I don’t care.
This album is amazing as it feels at times like I am hearing a missing link between Frank Zappa and Chick Corea, something I’ve actually thought of once or twice over the years.
True story: when I was first getting into Chick’s music in the 1970s I wrote to him (he had that address on the back of many of his albums with Return To Forever). Believe it or not, we corresponded a bit, me eventually giving him recommendations on Zappa records to listen to as he said he’d not known where to start on Frank’s music. Somewhere I still have those two or three letters which I cherish.
When I listen to Hermeto Pascoal’s music I am continually amazed at the effortless brilliance of his at times intensely complex — and simultaneously beautiful — musical ideas and execution, much like the best works by Zappa and Corea.
Now, some of you may know that I’ve been diving deeper into Pascoal’s catalog which is ridiculously difficult to find in physical form here in America.

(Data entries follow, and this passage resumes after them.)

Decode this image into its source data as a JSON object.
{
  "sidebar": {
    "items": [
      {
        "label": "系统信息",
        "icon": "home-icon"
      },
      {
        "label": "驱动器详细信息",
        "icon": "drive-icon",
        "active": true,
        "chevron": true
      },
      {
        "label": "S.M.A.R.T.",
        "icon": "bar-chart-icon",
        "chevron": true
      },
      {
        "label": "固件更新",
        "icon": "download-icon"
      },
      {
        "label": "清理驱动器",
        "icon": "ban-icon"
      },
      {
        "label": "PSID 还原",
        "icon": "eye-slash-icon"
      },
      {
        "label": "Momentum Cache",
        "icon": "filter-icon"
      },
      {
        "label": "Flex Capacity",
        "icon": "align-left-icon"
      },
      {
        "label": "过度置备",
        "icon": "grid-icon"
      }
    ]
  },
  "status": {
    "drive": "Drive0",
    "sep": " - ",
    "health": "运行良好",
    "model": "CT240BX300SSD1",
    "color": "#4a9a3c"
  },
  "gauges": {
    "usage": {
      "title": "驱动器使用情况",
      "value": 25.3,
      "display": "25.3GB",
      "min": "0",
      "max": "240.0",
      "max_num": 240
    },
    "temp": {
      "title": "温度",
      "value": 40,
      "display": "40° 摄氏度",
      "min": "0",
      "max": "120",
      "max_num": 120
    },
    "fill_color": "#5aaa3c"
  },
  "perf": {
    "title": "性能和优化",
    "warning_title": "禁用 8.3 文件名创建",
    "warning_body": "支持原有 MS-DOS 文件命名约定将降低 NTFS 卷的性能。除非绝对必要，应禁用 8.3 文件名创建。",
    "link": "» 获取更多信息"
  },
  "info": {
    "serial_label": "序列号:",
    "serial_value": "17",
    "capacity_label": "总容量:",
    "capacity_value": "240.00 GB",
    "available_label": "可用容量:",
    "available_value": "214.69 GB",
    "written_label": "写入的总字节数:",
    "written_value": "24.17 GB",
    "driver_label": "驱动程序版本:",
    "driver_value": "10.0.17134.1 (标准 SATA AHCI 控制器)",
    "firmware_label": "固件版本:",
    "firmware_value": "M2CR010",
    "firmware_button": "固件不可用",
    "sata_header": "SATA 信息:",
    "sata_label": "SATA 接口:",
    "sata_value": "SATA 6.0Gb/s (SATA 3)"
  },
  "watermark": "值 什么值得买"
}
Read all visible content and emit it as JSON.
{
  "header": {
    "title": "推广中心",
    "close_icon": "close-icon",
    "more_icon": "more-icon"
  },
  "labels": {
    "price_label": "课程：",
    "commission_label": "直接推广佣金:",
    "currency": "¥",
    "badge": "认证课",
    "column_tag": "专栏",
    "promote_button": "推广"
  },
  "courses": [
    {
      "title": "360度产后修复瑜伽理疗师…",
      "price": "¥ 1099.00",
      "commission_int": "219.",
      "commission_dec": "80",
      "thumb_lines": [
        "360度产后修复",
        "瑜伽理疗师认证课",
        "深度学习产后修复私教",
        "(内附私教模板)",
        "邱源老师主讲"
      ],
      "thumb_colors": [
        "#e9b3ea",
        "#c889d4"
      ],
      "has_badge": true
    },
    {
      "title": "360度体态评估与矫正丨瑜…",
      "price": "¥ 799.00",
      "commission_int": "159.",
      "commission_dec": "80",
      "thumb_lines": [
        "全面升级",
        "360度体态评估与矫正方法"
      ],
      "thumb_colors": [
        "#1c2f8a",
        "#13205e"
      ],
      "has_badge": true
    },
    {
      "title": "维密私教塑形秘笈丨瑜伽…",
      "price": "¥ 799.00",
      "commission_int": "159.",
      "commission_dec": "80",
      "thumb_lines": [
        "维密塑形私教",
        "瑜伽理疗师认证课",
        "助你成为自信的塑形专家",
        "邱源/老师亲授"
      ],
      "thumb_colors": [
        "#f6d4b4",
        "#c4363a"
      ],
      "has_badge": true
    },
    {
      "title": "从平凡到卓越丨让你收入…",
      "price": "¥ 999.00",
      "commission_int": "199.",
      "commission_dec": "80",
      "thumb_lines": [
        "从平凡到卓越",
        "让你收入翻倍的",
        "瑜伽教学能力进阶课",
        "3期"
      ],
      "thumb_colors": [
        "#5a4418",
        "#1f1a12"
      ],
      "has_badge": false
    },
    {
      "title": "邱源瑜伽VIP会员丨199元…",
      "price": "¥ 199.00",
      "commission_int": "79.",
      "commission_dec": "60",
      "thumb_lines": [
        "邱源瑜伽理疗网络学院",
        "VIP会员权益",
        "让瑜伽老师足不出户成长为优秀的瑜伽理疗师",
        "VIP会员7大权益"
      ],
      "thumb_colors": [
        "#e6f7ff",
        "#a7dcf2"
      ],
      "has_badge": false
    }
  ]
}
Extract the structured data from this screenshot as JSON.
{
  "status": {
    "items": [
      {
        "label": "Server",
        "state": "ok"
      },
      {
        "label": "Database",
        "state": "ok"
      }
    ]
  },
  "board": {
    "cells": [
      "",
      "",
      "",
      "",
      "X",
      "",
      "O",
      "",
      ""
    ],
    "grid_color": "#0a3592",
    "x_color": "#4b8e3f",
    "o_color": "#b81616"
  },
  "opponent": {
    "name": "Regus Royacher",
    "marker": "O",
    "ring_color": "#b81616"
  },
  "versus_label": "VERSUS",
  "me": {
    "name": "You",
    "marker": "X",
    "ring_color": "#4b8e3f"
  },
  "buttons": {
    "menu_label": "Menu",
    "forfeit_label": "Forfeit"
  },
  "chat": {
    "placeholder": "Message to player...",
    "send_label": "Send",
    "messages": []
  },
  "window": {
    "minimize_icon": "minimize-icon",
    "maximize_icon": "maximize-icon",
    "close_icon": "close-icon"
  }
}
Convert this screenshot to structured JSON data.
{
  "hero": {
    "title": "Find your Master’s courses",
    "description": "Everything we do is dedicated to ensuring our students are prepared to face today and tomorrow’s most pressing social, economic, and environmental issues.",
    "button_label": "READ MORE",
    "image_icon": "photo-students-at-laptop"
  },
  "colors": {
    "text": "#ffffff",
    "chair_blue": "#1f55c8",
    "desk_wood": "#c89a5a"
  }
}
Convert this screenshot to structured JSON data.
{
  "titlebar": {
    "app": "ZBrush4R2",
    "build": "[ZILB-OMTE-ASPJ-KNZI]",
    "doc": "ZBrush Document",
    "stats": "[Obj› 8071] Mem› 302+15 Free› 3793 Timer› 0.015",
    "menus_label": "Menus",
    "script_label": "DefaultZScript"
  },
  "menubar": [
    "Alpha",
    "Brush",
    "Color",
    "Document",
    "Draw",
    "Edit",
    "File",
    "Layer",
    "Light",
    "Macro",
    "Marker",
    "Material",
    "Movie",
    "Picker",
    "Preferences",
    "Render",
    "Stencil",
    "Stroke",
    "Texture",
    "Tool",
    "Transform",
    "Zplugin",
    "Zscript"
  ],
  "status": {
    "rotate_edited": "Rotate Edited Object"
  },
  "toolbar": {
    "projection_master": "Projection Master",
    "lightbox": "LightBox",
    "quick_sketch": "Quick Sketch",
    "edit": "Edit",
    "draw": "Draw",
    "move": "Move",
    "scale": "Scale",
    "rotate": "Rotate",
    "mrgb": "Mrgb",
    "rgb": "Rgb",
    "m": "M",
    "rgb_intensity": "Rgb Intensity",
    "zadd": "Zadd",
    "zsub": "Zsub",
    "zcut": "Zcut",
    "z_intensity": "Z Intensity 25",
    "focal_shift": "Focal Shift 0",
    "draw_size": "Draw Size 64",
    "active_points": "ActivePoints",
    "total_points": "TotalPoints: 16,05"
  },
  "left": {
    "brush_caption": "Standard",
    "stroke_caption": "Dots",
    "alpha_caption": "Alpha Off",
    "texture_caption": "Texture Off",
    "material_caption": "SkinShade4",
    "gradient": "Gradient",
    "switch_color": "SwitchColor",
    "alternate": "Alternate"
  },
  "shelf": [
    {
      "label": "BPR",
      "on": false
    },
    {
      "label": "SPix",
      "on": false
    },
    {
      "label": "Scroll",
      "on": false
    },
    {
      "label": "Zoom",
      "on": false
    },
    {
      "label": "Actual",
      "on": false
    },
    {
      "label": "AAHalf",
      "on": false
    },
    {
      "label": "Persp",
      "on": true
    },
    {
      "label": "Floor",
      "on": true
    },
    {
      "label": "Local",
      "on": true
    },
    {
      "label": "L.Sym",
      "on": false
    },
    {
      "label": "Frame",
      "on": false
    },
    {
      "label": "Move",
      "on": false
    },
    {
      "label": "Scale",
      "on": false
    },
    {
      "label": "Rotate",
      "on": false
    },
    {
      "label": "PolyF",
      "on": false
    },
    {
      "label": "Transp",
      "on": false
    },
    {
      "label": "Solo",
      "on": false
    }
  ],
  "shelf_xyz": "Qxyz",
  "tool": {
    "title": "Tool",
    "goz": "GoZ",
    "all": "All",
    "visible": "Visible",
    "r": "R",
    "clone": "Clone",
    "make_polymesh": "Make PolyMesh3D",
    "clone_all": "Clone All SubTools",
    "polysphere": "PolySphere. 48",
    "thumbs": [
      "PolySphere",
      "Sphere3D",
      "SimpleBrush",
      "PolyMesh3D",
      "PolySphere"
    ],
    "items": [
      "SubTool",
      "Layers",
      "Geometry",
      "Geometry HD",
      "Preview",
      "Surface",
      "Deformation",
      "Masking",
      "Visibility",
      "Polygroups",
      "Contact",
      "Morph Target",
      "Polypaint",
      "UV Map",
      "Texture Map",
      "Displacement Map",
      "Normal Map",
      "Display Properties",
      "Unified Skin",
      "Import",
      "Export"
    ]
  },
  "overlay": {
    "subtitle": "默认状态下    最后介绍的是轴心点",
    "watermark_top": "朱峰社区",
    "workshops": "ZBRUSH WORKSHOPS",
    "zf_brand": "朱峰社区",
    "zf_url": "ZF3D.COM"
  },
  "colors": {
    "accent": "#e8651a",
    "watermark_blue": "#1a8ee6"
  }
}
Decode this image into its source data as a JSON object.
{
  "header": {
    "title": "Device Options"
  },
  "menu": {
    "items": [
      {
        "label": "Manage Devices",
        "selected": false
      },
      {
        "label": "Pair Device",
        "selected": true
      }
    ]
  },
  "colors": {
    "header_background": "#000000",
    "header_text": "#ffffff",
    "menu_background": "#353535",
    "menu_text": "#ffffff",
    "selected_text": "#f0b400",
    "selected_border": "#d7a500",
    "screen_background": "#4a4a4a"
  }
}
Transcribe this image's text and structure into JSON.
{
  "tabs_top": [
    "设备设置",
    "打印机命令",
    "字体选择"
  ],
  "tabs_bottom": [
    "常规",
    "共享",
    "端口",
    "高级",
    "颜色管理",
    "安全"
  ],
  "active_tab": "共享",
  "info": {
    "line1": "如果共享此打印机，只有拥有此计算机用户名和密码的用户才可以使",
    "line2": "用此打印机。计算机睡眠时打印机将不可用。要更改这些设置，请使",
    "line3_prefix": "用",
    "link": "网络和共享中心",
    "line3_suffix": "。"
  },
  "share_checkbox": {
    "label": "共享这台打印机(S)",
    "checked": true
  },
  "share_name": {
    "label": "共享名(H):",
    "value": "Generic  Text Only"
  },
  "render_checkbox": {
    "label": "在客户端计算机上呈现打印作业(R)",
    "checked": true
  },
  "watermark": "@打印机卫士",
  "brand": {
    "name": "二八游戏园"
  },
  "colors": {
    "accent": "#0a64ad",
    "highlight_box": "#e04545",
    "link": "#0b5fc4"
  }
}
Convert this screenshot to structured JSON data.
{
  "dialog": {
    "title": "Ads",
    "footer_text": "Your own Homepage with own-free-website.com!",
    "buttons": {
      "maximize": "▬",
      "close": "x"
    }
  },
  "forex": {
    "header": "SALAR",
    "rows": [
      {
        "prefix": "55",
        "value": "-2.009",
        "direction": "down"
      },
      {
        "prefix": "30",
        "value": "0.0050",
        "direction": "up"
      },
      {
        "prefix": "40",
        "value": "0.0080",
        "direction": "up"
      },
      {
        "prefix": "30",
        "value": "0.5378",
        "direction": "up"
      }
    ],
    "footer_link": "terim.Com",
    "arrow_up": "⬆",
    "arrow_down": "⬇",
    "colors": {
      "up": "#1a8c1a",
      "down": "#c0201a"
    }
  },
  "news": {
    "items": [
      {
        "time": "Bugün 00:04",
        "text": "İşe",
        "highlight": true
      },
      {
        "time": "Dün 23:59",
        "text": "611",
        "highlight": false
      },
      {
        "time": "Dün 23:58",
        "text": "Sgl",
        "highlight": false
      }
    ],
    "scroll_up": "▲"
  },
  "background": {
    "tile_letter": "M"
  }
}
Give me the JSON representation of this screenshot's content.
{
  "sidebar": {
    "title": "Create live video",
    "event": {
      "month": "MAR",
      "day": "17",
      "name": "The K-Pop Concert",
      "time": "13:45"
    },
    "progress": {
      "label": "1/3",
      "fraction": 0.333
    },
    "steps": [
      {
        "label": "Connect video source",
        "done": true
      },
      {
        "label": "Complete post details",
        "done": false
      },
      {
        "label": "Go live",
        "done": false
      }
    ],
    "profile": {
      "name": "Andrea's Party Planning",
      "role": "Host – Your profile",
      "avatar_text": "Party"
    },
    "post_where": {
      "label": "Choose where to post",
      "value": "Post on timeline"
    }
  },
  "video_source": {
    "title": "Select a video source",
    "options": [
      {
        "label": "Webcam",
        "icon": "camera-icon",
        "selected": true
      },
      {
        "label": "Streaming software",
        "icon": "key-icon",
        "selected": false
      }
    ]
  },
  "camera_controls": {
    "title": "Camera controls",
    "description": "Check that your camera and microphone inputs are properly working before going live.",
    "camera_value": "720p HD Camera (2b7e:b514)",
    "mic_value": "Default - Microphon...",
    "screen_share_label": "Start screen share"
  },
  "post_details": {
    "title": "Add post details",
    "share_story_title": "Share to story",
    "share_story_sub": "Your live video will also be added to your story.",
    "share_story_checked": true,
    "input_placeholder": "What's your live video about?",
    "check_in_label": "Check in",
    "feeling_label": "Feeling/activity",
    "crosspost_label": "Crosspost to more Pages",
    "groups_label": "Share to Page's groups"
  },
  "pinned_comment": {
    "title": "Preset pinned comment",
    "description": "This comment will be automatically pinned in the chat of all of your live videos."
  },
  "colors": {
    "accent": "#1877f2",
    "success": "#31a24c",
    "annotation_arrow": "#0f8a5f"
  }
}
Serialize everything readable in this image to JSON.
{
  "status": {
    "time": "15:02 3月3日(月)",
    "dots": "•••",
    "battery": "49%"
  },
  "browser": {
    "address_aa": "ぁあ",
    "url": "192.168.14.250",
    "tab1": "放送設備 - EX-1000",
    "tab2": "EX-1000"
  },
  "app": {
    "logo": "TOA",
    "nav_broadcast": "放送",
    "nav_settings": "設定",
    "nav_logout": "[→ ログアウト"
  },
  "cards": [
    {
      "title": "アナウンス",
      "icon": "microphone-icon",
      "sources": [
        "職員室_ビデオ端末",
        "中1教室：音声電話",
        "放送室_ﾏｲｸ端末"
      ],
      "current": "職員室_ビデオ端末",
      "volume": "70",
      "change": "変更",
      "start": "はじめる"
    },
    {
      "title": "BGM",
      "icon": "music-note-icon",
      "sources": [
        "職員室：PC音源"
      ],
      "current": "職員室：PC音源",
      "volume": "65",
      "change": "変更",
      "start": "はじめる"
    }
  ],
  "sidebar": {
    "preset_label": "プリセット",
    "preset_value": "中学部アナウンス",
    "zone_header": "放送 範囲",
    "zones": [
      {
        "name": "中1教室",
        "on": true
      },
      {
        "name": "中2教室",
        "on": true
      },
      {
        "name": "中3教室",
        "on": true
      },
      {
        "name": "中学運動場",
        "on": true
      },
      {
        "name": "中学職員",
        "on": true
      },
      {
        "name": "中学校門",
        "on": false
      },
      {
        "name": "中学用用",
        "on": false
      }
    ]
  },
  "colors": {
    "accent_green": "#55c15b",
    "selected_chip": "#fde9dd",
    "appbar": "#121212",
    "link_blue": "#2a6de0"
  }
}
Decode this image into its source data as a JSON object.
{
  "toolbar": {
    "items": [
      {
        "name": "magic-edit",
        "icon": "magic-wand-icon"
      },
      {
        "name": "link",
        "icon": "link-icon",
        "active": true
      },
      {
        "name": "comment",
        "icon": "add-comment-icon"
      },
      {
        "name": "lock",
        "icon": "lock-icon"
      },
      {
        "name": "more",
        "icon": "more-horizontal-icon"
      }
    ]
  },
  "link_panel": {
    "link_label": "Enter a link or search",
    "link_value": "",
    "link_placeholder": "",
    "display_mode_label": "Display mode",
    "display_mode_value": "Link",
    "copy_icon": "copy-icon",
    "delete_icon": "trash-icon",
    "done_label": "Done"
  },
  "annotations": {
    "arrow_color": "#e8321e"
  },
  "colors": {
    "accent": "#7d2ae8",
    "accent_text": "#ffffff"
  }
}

Why this is the case? This music is important and brilliant! He did have an album out on Warner Brothers in the mid ‘70s, which was my introduction to his music, Slaves Mass.
But after that I went for years not seeing another of his records until I was in New Orleans in January of 2020 and found his great 2018 release with his current band Grupo (click here for that review). This kickstarted my interest and passion in tracking down more of his music on physical media like vinyl LPs and CDs.
If the comments from one of the fans on the Amazon page for zabumbê-bum-á is accurate, this album was hard to get even in Brazil back in the day and was essentially invisible in the USA and Europe.
Anyhow, for weeks I was contemplating buying zabumbê-bum-á which I saw at Amoeba Music in their “World Music” section. The $42 price tag held me off until I traded some old things in for store credit, so I went for it.
I’m glad I did as zabumbê-bum-á is a jawdropper. Musically the album ranges from stunningly beautiful samba-flavored pop jazz melodies (“Sao Jorge”) to whimsical piano-flute-vocal mood pieces (“Rede”) to balls-to-the-wall insanely complex jazz fusion.
There is even a track here that sounds like what might have happened if Frank Zappa and Chick Corea got together — they’d have probably created a musical love child like Hermeto Pascoal’s “Susto”
“Suite Paulistana” feels like what might have happened had Edgar Varese and Igor Stravinsky went out partying during Mardi Gras.
I can understand that some of you might not be prepared to plop down 40 bucks on a single album by an artist you don’t know well, if at all. And that is where some of the streaming services are handy. You can find zabumbê-bum-á streaming on Tidal in MQA format (click here) and on Spotify (click here). Sadly, its not up on Qobuz. Many others of Pascoal’s albums are up there on these streaming services so do check them out.
I know I’m gushing a bunch here but what else can I say?
I get extra enthusiastic when I’m excited about something new I’ve discovered which I want everyone I know to hear.
Maybe, just maybe, you’ll get excited by this too!
Following are some YouTube clips of two of my favorites on the album so far including a live version of them both in a medley!